Description of the task: Print the data verbatim. Leave every image out.

= = = = =

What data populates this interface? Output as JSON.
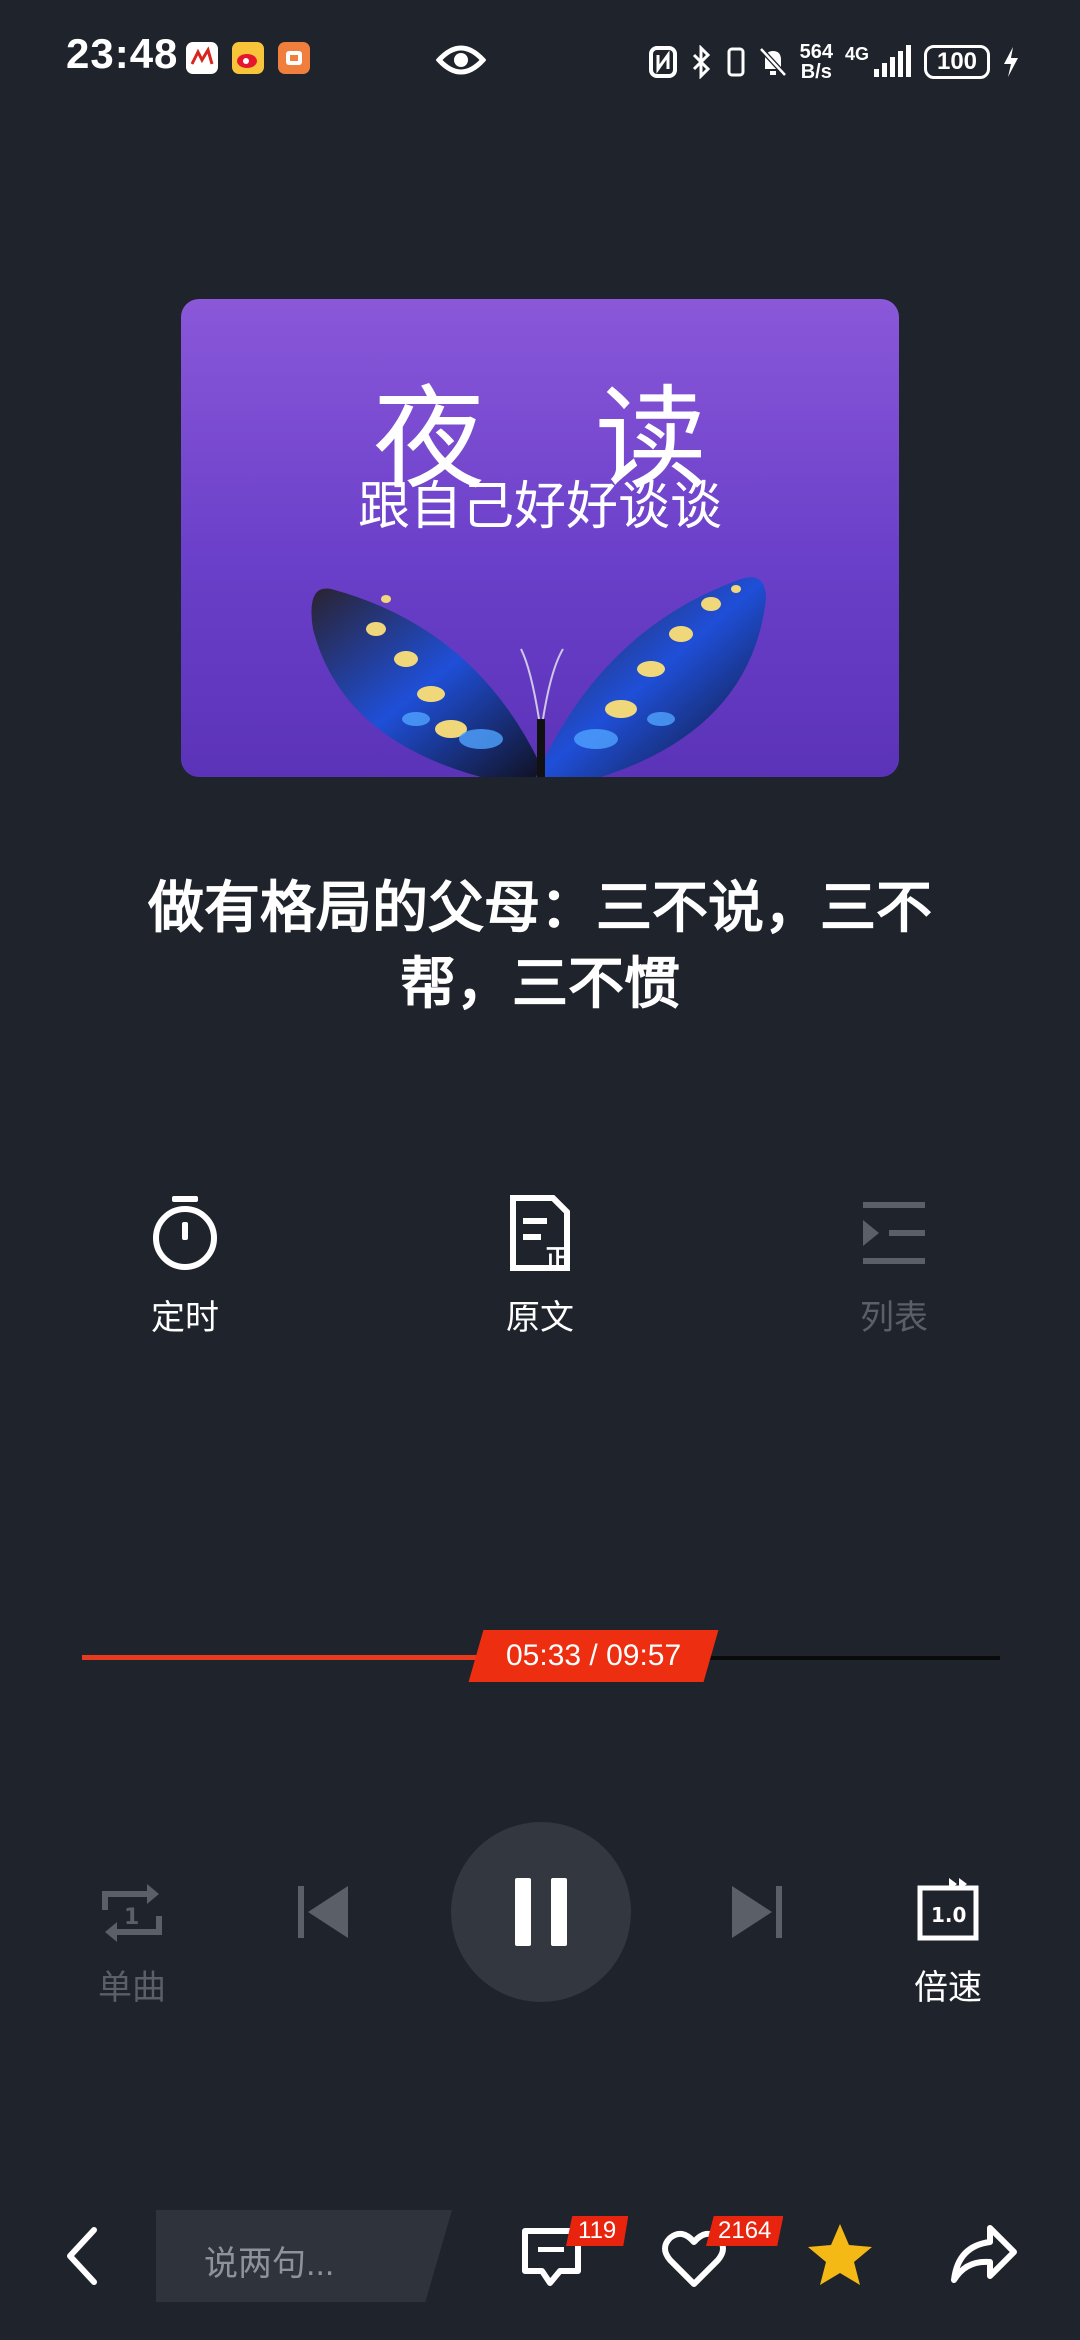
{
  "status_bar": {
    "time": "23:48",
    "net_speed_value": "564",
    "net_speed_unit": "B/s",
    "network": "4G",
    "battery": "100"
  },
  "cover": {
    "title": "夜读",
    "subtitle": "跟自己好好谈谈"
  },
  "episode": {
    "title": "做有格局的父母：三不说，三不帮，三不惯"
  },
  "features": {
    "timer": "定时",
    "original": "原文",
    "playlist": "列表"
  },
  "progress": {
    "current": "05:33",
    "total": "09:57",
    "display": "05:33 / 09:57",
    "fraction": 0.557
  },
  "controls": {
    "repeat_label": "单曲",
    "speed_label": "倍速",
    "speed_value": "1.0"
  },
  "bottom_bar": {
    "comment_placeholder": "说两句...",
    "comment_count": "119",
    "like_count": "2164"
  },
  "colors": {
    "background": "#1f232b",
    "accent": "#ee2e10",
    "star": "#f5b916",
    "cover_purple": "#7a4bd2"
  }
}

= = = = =

Output for this task:
What data populates this interface? Output as JSON.
{
  "status_bar": {
    "time": "23:48",
    "net_speed_value": "564",
    "net_speed_unit": "B/s",
    "network": "4G",
    "battery": "100"
  },
  "cover": {
    "title": "夜读",
    "subtitle": "跟自己好好谈谈"
  },
  "episode": {
    "title": "做有格局的父母：三不说，三不帮，三不惯"
  },
  "features": {
    "timer": "定时",
    "original": "原文",
    "playlist": "列表"
  },
  "progress": {
    "current": "05:33",
    "total": "09:57",
    "display": "05:33 / 09:57",
    "fraction": 0.557
  },
  "controls": {
    "repeat_label": "单曲",
    "speed_label": "倍速",
    "speed_value": "1.0"
  },
  "bottom_bar": {
    "comment_placeholder": "说两句...",
    "comment_count": "119",
    "like_count": "2164"
  },
  "colors": {
    "background": "#1f232b",
    "accent": "#ee2e10",
    "star": "#f5b916",
    "cover_purple": "#7a4bd2"
  }
}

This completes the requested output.